  • There are mentions of Indy being an officer in the military and being earlier on classified missions abroad. Excuse me, but where did that all come from? In the preceding movies he was always clearly acting without any kind of sanction from the U.S. government. In the Young Indiana Jones Chronicles he did fight in the first World War, but just as a footsoldier.
    • During World War II. They say as much in the movie. The first three films all take place before the US officially joined the war. And no, in the preceding movies he wasn't always without any sanction from the US--remember that it's a pair of US Government officials that come to him in Raiders to set him on the task in the first place.
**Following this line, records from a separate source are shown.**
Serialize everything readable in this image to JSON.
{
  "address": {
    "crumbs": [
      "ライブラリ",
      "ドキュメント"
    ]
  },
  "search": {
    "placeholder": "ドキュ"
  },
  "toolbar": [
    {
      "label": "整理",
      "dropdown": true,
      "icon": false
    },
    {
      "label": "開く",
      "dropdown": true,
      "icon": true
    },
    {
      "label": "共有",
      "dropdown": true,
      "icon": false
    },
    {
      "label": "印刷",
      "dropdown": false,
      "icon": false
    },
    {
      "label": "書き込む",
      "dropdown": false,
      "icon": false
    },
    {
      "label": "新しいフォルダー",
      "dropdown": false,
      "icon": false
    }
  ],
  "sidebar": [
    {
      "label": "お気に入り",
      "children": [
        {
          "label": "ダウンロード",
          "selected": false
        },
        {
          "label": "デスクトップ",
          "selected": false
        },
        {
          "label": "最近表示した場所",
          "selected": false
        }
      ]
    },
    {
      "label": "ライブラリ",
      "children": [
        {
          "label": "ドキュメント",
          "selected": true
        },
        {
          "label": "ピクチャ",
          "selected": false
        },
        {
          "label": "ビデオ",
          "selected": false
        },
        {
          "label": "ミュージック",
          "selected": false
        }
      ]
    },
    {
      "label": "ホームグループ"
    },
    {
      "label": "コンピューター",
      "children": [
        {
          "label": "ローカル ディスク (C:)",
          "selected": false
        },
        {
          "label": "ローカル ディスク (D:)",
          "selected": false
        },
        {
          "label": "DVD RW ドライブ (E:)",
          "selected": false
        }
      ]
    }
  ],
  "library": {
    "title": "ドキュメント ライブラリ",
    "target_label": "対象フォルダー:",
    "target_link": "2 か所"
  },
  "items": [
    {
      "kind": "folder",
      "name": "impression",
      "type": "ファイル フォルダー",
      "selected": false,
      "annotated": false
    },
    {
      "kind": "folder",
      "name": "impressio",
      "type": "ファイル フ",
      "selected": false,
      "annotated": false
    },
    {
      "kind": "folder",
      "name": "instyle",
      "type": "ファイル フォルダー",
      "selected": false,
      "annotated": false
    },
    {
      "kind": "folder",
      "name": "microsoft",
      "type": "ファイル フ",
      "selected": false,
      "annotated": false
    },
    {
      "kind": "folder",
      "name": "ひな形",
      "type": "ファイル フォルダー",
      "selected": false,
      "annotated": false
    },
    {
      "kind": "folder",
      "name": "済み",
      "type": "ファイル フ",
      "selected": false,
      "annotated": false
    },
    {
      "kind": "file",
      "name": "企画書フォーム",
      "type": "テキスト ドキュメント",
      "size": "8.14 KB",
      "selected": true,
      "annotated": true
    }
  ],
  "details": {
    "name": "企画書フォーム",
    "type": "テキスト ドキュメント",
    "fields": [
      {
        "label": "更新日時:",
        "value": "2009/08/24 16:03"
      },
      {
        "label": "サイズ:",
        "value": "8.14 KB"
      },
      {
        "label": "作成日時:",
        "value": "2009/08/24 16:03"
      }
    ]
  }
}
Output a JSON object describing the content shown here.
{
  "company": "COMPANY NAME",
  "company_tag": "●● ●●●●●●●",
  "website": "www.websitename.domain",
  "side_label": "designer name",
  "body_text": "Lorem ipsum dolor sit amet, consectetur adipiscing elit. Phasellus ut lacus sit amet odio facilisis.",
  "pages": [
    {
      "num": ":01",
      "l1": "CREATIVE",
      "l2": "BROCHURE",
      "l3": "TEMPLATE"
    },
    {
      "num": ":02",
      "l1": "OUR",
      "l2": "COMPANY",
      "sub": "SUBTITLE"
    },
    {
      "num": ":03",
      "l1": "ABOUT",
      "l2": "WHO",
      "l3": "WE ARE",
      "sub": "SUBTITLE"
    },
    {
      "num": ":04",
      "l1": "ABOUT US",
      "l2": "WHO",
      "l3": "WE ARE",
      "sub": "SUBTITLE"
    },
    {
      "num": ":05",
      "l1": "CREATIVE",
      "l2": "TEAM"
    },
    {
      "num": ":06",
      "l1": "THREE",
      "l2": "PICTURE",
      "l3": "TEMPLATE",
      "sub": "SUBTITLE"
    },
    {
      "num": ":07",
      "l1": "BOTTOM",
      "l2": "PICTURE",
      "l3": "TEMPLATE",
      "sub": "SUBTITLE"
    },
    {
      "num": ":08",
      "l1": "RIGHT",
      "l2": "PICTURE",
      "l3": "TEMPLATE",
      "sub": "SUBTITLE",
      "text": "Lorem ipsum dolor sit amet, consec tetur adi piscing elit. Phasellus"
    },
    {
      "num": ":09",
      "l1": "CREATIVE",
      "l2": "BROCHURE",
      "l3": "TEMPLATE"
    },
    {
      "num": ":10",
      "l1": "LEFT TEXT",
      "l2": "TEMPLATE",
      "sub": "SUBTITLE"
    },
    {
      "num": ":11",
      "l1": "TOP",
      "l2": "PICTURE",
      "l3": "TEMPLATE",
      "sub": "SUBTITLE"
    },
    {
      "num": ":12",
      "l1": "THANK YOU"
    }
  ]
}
      • Fair point about the G-men in the first film. However, the timing is not what I was questioning. Indy has consistently shown strong dislike for government authorities. I suppose his experiences in the First World War goes a long way towards explaining that, and secreting away an important piece of human history like the Ark of the Covenant probably did not help any. Working directly under the military doing secret missions seems out of character.
      • I think it's safe to say that Indy hates the Nazis more than he dislikes his own government. And given his obvious abilities, particularly when it comes to acting against the Nazis, he wouldn't be someone the US Military would use on the front lines. They'd definitely want him for special missions.